Fighting Planarians and Hydra with Panacur® anthelmintic
I detected several planarians and Hydrae in my 240 litre shrimp tank. Unfortunately there is no non-medicinal way of getting them out permanently. Hence, I decided to treat the system with Panacur®, an effective anthelmintic normally used to fight gastrointestinal parasites in cattle, sheep or seals. I’m trying to find the right dose that effectively eliminates the grown up specimens as well as the planarians’ eggs.
The tank is inhabited by four different species of freshwater snails and one species of shrimp.
- Planorbarius corneus, the great ramshorn (only two)
- Physidae, bladder snails
- Melanoides tuberculata, the red-rimmed melania
- Neocaridina heteropoda var. red, the fire red cherry shrimp
All species are very sensitive to the active ingredient, so medication should be kept to a minimum to not harm them.
Additionally the Panacur® pill is very difficultly soluble in water and creates a suspension, which is hard to remove later on because a lot of the drug sinks to the ground.
Deducting soil, stone, wood and plants the water volume amounts to around 200 litres. A lot of people go with around 62,5mg Panacur® per 100 litres for fighting planaria (reportedly Hydra can be killed with even half of that). I dosed the amount of 50mg per 100l – one fifth of a standard 250mg tablet – because I was afraid of the impact on the Melanoides tuberculata population.
After one week I made a 50% water change and added activated carbon to the filter. Two weeks later another 50% and removal of the carbon.
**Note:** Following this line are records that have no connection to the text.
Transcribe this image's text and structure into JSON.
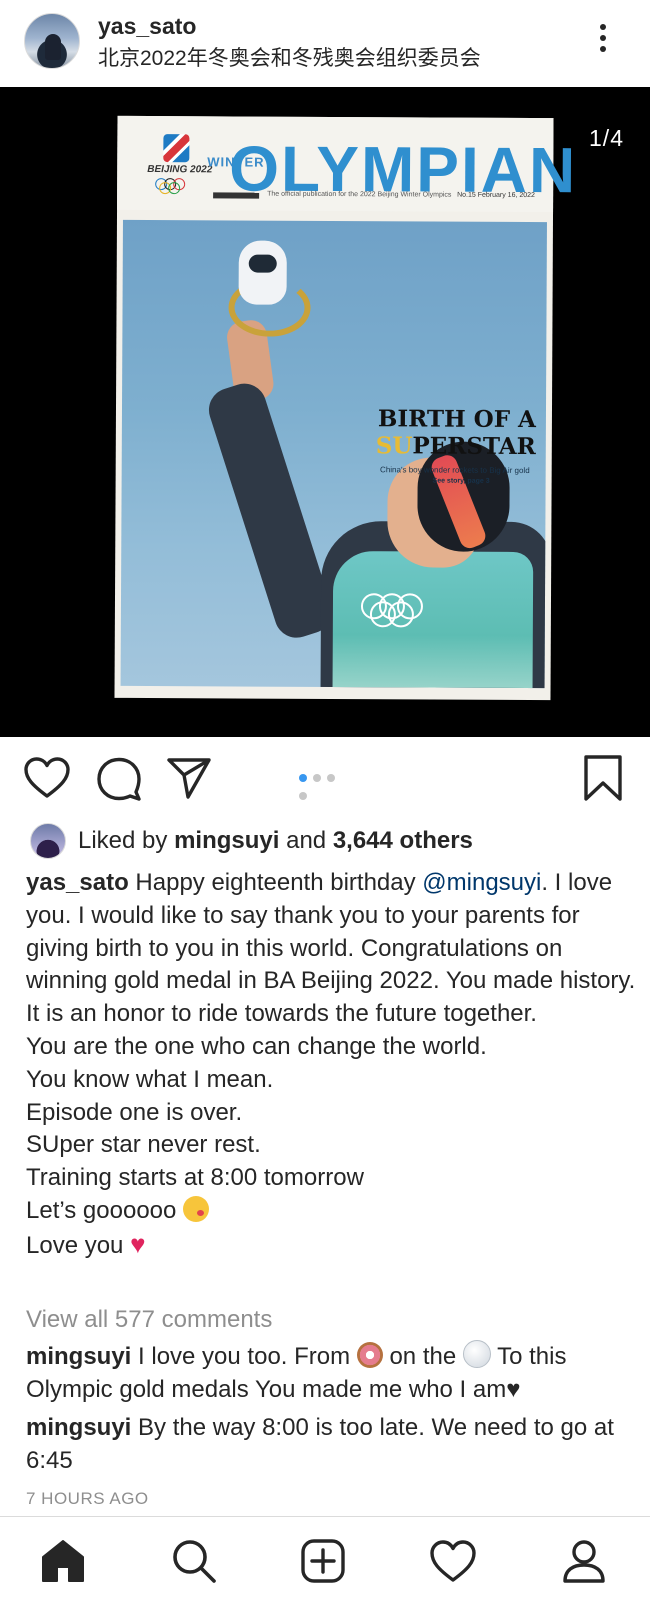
{
  "header": {
    "username": "yas_sato",
    "location": "北京2022年冬奥会和冬残奥会组织委员会"
  },
  "media": {
    "counter": "1/4",
    "magazine": {
      "logo_text": "BEIJING 2022",
      "winter_label": "WINTER",
      "title": "OLYMPIAN",
      "publisher": "CHINA DAILY",
      "tagline": "The official publication for the 2022 Beijing Winter Olympics",
      "issue": "No.15 February 16, 2022",
      "headline_1": "BIRTH OF A",
      "headline_2_accent": "SU",
      "headline_2_rest": "PERSTAR",
      "subhead": "China's boy wonder rockets to Big Air gold",
      "see_story": "See story, page 3"
    },
    "carousel": {
      "total": 4,
      "active_index": 0
    }
  },
  "likes": {
    "prefix": "Liked by ",
    "liker": "mingsuyi",
    "middle": " and ",
    "others": "3,644 others"
  },
  "caption": {
    "username": "yas_sato",
    "line1_text": " Happy eighteenth birthday ",
    "mention": "@mingsuyi",
    "line1_end": ". I love you. I would like to say thank you to your parents for giving birth to you in this world. Congratulations on winning gold medal in BA Beijing 2022. You made history.",
    "lines": [
      "It is an honor to ride towards the future together.",
      "You are the one who can change the world.",
      "You know what I mean.",
      "Episode one is over.",
      "SUper star never rest.",
      "Training starts at 8:00 tomorrow"
    ],
    "line_gooo": "Let’s goooooo ",
    "line_love": "Love you "
  },
  "view_comments": "View all 577 comments",
  "comments": [
    {
      "username": "mingsuyi",
      "text_a": " I love you too. From ",
      "text_b": " on the ",
      "text_c": " To this Olympic gold medals You made me who I am"
    },
    {
      "username": "mingsuyi",
      "text": " By the way 8:00 is too late. We need to go at 6:45"
    }
  ],
  "timestamp": "7 HOURS AGO",
  "nav": [
    "home-icon",
    "search-icon",
    "new-post-icon",
    "activity-heart-icon",
    "profile-icon"
  ]
}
Effects on pest & inhabitants
After two days of treatment all Hydra are unsurprisingly dead. After one week I could not find any more planarians.
One of the two Planorbarius corneus was staying most of the first week in its shell. After making the first 50% water change and adding the carbon to the filter it went back to normal behaviour. The other one was fine all the time. Another week later the first snail died. I don’t know if that was related to the medication, but it seems very probable.
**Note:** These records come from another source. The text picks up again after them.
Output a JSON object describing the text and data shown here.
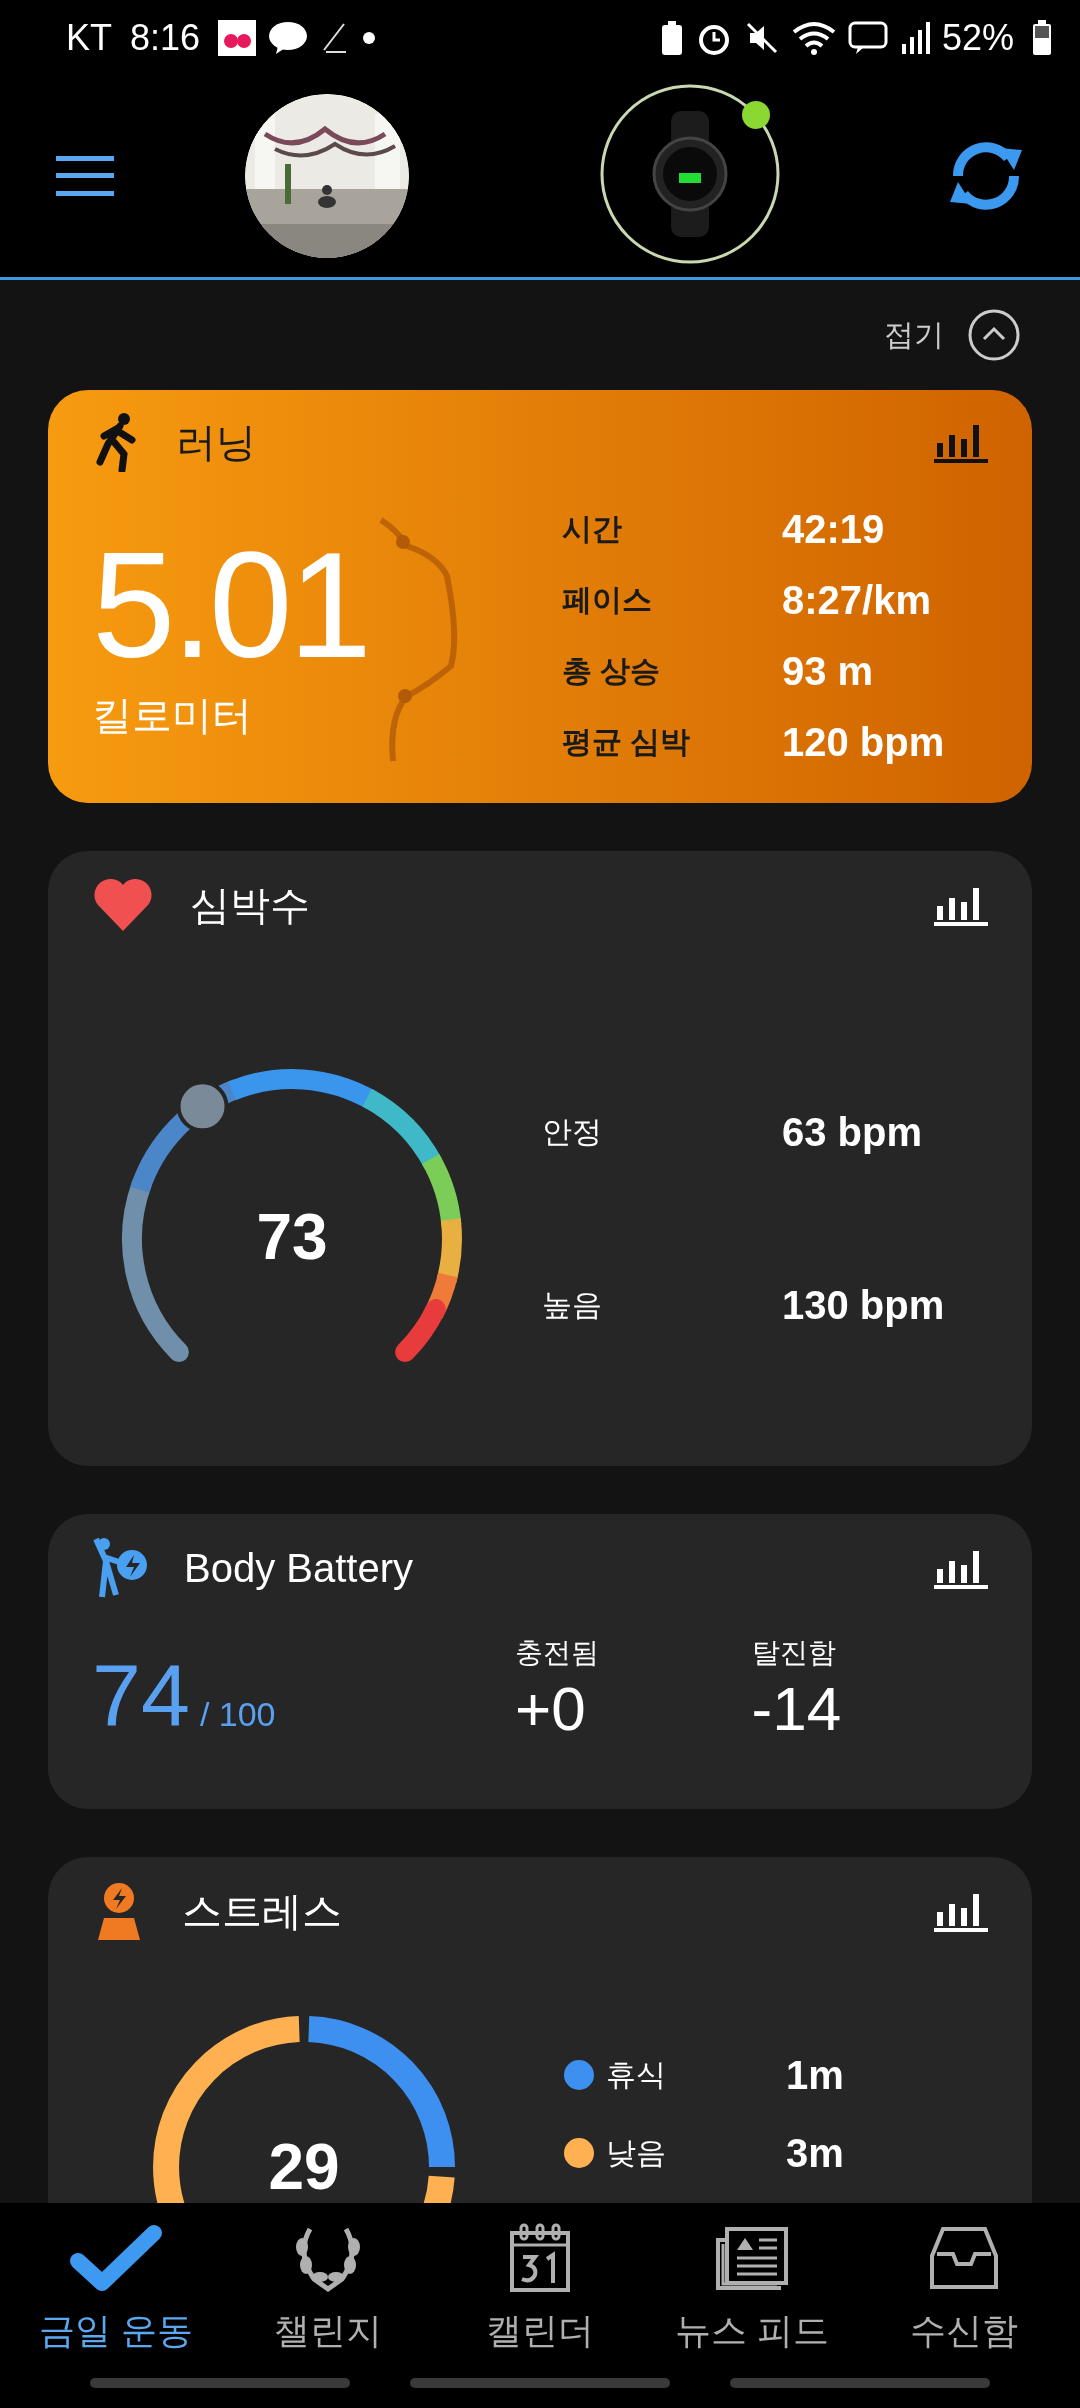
{
  "status_bar": {
    "carrier": "KT",
    "time": "8:16",
    "battery": "52%"
  },
  "header": {
    "collapse_label": "접기"
  },
  "running": {
    "title": "러닝",
    "distance": "5.01",
    "unit": "킬로미터",
    "stats": [
      {
        "label": "시간",
        "value": "42:19"
      },
      {
        "label": "페이스",
        "value": "8:27/km"
      },
      {
        "label": "총 상승",
        "value": "93 m"
      },
      {
        "label": "평균 심박",
        "value": "120 bpm"
      }
    ]
  },
  "heart_rate": {
    "title": "심박수",
    "current": "73",
    "stats": [
      {
        "label": "안정",
        "value": "63 bpm"
      },
      {
        "label": "높음",
        "value": "130 bpm"
      }
    ]
  },
  "body_battery": {
    "title": "Body Battery",
    "value": "74",
    "max": "/ 100",
    "stats": [
      {
        "label": "충전됨",
        "value": "+0"
      },
      {
        "label": "탈진함",
        "value": "-14"
      }
    ]
  },
  "stress": {
    "title": "스트레스",
    "value": "29",
    "legend": [
      {
        "label": "휴식",
        "value": "1m",
        "color": "#3d8ff0"
      },
      {
        "label": "낮음",
        "value": "3m",
        "color": "#ffb050"
      }
    ]
  },
  "nav": [
    {
      "label": "금일 운동",
      "kind": "check",
      "selected": true
    },
    {
      "label": "챌린지",
      "kind": "laurel",
      "selected": false
    },
    {
      "label": "캘린더",
      "kind": "calendar",
      "selected": false
    },
    {
      "label": "뉴스 피드",
      "kind": "news",
      "selected": false
    },
    {
      "label": "수신함",
      "kind": "inbox",
      "selected": false
    }
  ]
}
After three weeks, the Melanoides population seems to have declined a little bit. Other snails don’t seem to have troubles. The shrimps were not affected in any way. One female released babies during the medication and three others are carrying eggs.
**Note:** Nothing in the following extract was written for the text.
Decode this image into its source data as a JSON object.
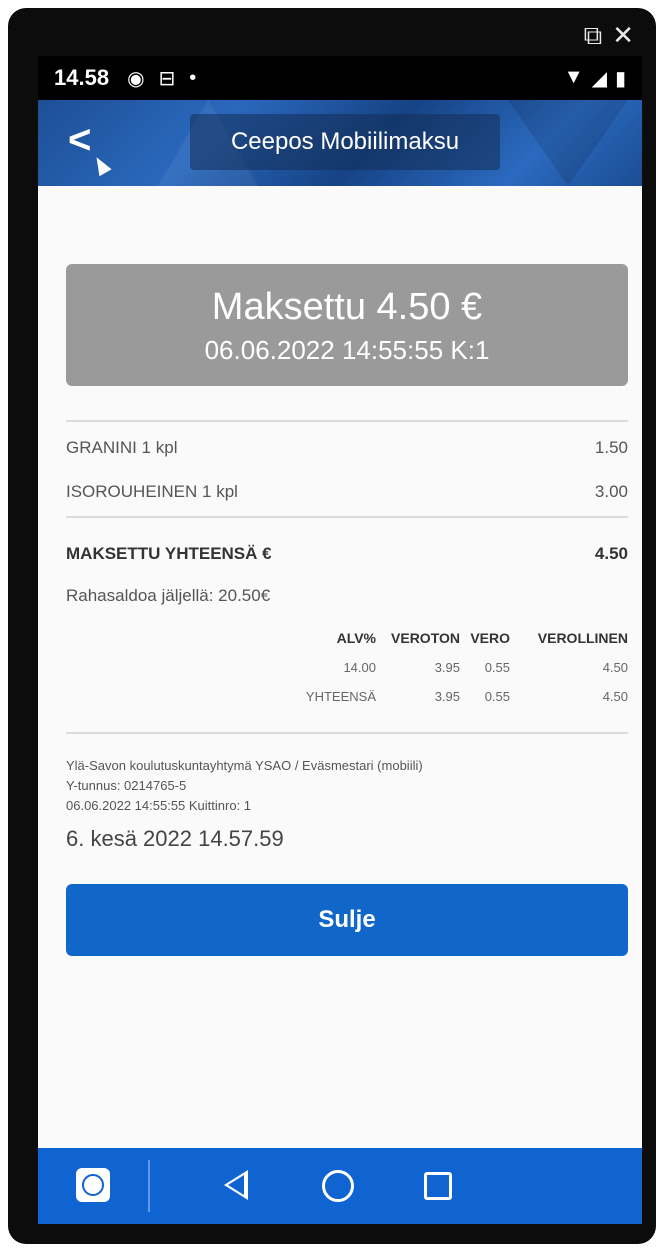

I will perform some tests in the future to determine if the planarians are really gone and report on any long-term effects.
Update: Two years later and I can confirm a planarian-free aquarium.